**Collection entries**
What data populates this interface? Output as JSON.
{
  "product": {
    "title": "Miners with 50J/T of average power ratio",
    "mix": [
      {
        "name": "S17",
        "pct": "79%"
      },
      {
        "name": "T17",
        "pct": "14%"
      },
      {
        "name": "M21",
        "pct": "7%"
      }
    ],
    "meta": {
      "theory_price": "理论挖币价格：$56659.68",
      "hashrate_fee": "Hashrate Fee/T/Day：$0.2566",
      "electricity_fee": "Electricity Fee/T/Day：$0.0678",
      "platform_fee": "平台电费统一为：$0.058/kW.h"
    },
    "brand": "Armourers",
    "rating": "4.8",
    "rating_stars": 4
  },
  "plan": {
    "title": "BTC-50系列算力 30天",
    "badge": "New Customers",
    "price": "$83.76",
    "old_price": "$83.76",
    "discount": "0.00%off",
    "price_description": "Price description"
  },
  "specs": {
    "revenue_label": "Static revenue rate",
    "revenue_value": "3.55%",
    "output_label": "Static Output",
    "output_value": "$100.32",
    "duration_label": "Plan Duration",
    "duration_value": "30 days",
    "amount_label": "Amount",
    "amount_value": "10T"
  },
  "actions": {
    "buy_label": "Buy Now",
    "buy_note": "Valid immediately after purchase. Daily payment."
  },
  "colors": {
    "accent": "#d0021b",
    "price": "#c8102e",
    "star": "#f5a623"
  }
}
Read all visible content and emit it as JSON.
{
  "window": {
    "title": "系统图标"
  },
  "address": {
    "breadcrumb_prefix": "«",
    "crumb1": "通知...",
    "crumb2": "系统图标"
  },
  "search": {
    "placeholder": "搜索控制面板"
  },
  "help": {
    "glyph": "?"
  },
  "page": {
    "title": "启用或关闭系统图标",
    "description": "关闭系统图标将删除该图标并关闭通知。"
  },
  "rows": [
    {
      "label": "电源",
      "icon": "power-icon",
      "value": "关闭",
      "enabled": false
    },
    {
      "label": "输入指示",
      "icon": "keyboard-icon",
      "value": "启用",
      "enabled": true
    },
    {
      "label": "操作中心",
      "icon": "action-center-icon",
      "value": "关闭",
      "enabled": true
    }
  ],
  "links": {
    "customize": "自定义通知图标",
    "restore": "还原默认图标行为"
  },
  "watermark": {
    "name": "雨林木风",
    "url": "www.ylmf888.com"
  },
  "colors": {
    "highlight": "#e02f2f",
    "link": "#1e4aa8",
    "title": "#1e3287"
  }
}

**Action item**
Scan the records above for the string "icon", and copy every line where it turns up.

**Answer area**
      "icon": "power-icon",
      "icon": "keyboard-icon",
      "icon": "action-center-icon",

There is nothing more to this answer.